This proactive and tailored engagement via interactive demos had multiple benefits:
- A 33% increase in conversion rates, driving more prospects into their sales funnel.
- A nearly 50% reduction in cost per lead compared to campaigns using a “request a demo” call to action (CTA).
Form’s interactive demos not only provided value upfront but also led to more informed and productive sales conversations. This unique approach helped Form stand out in a crowded market and translated into more conversions and reduced costs.
Liveramp: Focused ABM
Focusing on a small group of people in ABM is often more effective than targeting a large group. This is because you can get to know each potential customer’s specific needs much better, allowing you to create marketing that really speaks to them. This targeted approach usually leads to more people actually buying your product or service.
LiveRamp took a hyper-focused approach to ABM, specifically targeting a list of just 15 high-value clients. The results were impressive:
- 33% conversion rate from cold leads to meetings within four weeks
- 2x increase in re-engaging dormant accounts
- 10x increase in year-on-year revenue
- 25x increase in customer Lifetime Value (LTV) over a two-year period
The effectiveness of LiveRamp’s ABM campaign can be attributed to its hyper-focused targeting and well-coordinated team efforts. These impressive results are an outcome of that laser focus.
SaaS Account-Based Marketing Strategies FAQs
Account-based marketing in SaaS is a growth marketing strategy where the sales and marketing teams work together to identify and target high-value accounts. The first step of an ABM campaign is to identify these accounts and the key people behind them. Step two involves crafting marketing messaging that feels personalized. And the final step of an ABM campaign is pushing the messaging using multiple marketing channels.
The main difference between regular marketing and ABM is the level of precision used when targeting prospects. Standard marketing strategies target a larger pool of prospects, while ABM narrows down the target prospects to only the most high-value accounts.
The truth is SaaS account-based marketing can work for both SME and enterprise customers.
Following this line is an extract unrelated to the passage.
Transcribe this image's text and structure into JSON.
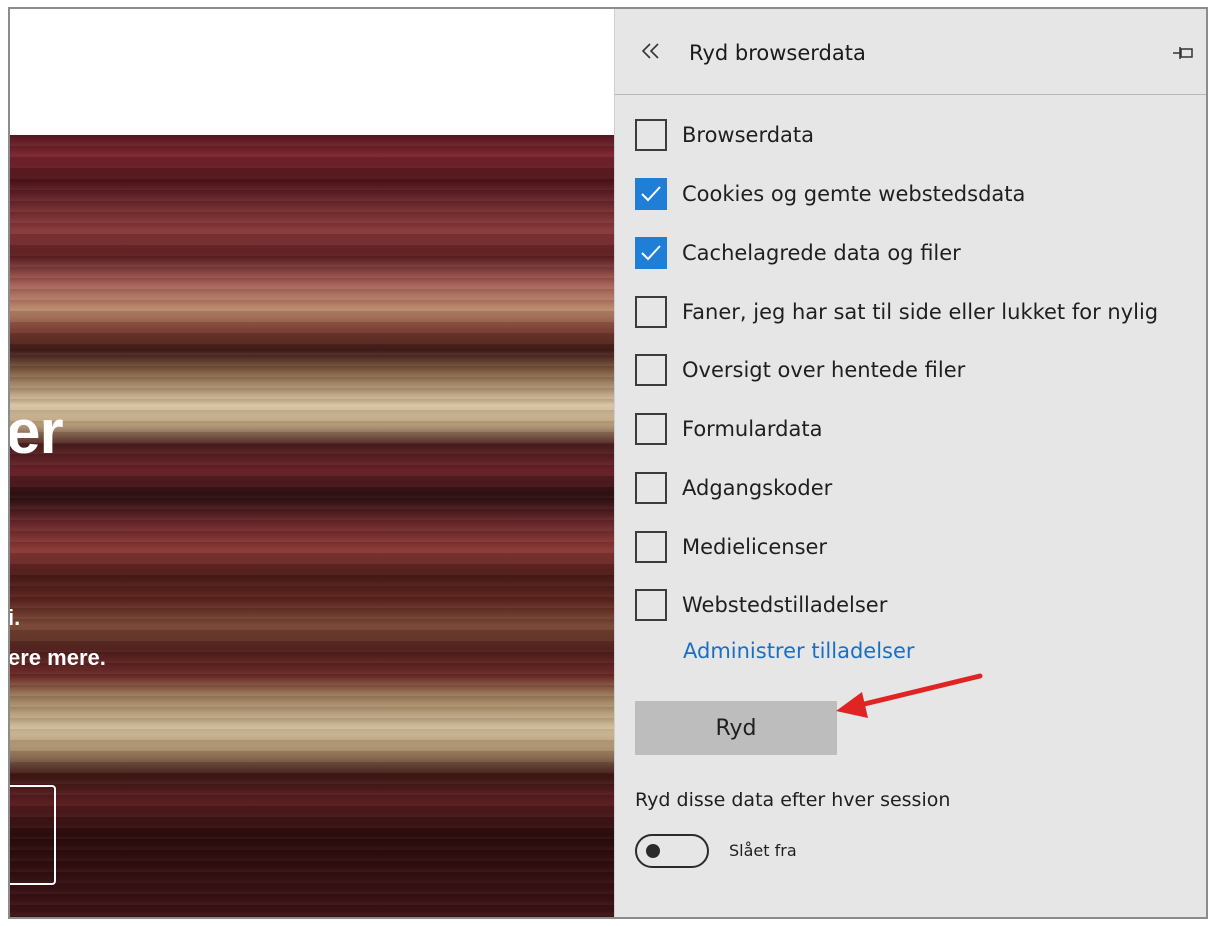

However, it’s best used in enterprise SaaS marketing. That’s because ABM can be resource-intensive, so you want to use it to win clients that can make a huge difference to your bottom line.
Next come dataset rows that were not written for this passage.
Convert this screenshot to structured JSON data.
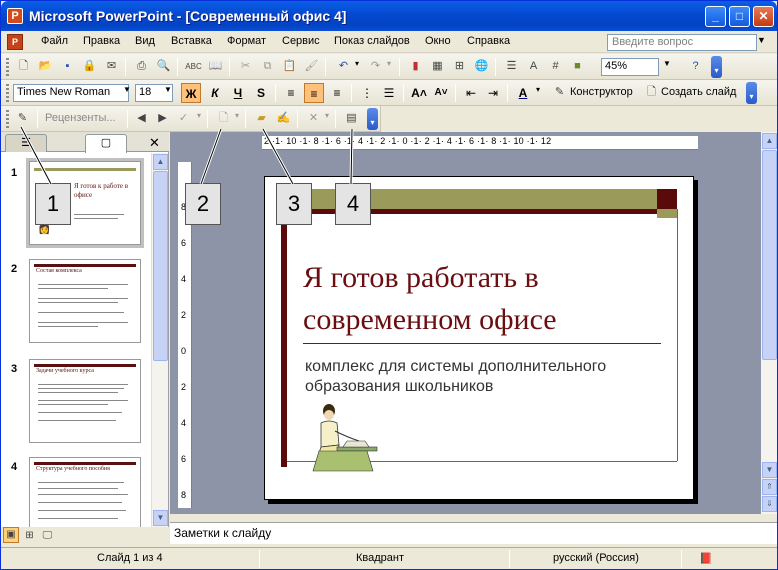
{
  "window": {
    "title": "Microsoft PowerPoint - [Современный офис 4]",
    "app_icon_glyph": "P"
  },
  "menu": {
    "items": [
      "Файл",
      "Правка",
      "Вид",
      "Вставка",
      "Формат",
      "Сервис",
      "Показ слайдов",
      "Окно",
      "Справка"
    ],
    "ask_placeholder": "Введите вопрос"
  },
  "toolbar_standard": {
    "zoom": "45%"
  },
  "toolbar_format": {
    "font_name": "Times New Roman",
    "font_size": "18",
    "bold_glyph": "Ж",
    "italic_glyph": "К",
    "underline_glyph": "Ч",
    "shadow_glyph": "S",
    "designer_label": "Конструктор",
    "new_slide_label": "Создать слайд"
  },
  "toolbar_review": {
    "reviewers_label": "Рецензенты..."
  },
  "ruler": {
    "h_labels": "2 ·1· 10 ·1· 8 ·1· 6 ·1· 4 ·1· 2 ·1· 0 ·1· 2 ·1· 4 ·1· 6 ·1· 8 ·1· 10 ·1· 12",
    "v_labels": [
      "8",
      "6",
      "4",
      "2",
      "0",
      "2",
      "4",
      "6",
      "8"
    ]
  },
  "slides": [
    {
      "num": "1",
      "title": "Я готов к работе в офисе"
    },
    {
      "num": "2",
      "title": "Состав комплекса"
    },
    {
      "num": "3",
      "title": "Задачи учебного курса"
    },
    {
      "num": "4",
      "title": "Структура учебного пособия"
    }
  ],
  "slide": {
    "title": "Я готов работать в современном офисе",
    "subtitle": "комплекс для системы дополнительного образования школьников",
    "colors": {
      "title": "#6A0E12",
      "dark_bar": "#5A0A0A",
      "olive_bar": "#9A9A5A"
    }
  },
  "notes": {
    "placeholder": "Заметки к слайду"
  },
  "status": {
    "slide": "Слайд 1 из 4",
    "design": "Квадрант",
    "language": "русский (Россия)"
  },
  "callouts": [
    "1",
    "2",
    "3",
    "4"
  ]
}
This guide shared seven critical steps to take when building an account-based marketing strategy for your SaaS company. Follow the steps, and you should see higher win rates and increased average contract values from your ABM efforts. Here’s to your success.
Nico is the founder of Crunch Marketing, a SaaS marketing agency. He works with enterprise SaaS clients like Writer, Right Inbox, and Surfer SEO, helping them scale lead generation globally across EMEA, APAC, and other regions.